### [WHAT YOU SHOULD DO]
From start to end of the material below, restate each line exactly.

****************************************

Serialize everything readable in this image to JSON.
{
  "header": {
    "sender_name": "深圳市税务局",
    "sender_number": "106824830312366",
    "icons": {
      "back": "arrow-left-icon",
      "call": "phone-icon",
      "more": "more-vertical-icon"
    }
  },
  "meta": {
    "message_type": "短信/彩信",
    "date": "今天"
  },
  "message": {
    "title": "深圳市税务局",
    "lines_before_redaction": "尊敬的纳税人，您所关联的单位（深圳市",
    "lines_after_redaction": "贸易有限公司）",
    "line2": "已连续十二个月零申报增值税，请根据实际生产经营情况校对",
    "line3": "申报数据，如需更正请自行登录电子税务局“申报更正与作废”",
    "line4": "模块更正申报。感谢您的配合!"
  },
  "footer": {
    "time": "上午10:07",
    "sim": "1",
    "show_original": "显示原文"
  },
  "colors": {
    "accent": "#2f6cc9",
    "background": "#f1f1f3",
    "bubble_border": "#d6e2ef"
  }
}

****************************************

### [RESPONSE TO THE TASK]
Serialize everything readable in this image to JSON.
{
  "header": {
    "sender_name": "深圳市税务局",
    "sender_number": "106824830312366",
    "icons": {
      "back": "arrow-left-icon",
      "call": "phone-icon",
      "more": "more-vertical-icon"
    }
  },
  "meta": {
    "message_type": "短信/彩信",
    "date": "今天"
  },
  "message": {
    "title": "深圳市税务局",
    "lines_before_redaction": "尊敬的纳税人，您所关联的单位（深圳市",
    "lines_after_redaction": "贸易有限公司）",
    "line2": "已连续十二个月零申报增值税，请根据实际生产经营情况校对",
    "line3": "申报数据，如需更正请自行登录电子税务局“申报更正与作废”",
    "line4": "模块更正申报。感谢您的配合!"
  },
  "footer": {
    "time": "上午10:07",
    "sim": "1",
    "show_original": "显示原文"
  },
  "colors": {
    "accent": "#2f6cc9",
    "background": "#f1f1f3",
    "bubble_border": "#d6e2ef"
  }
}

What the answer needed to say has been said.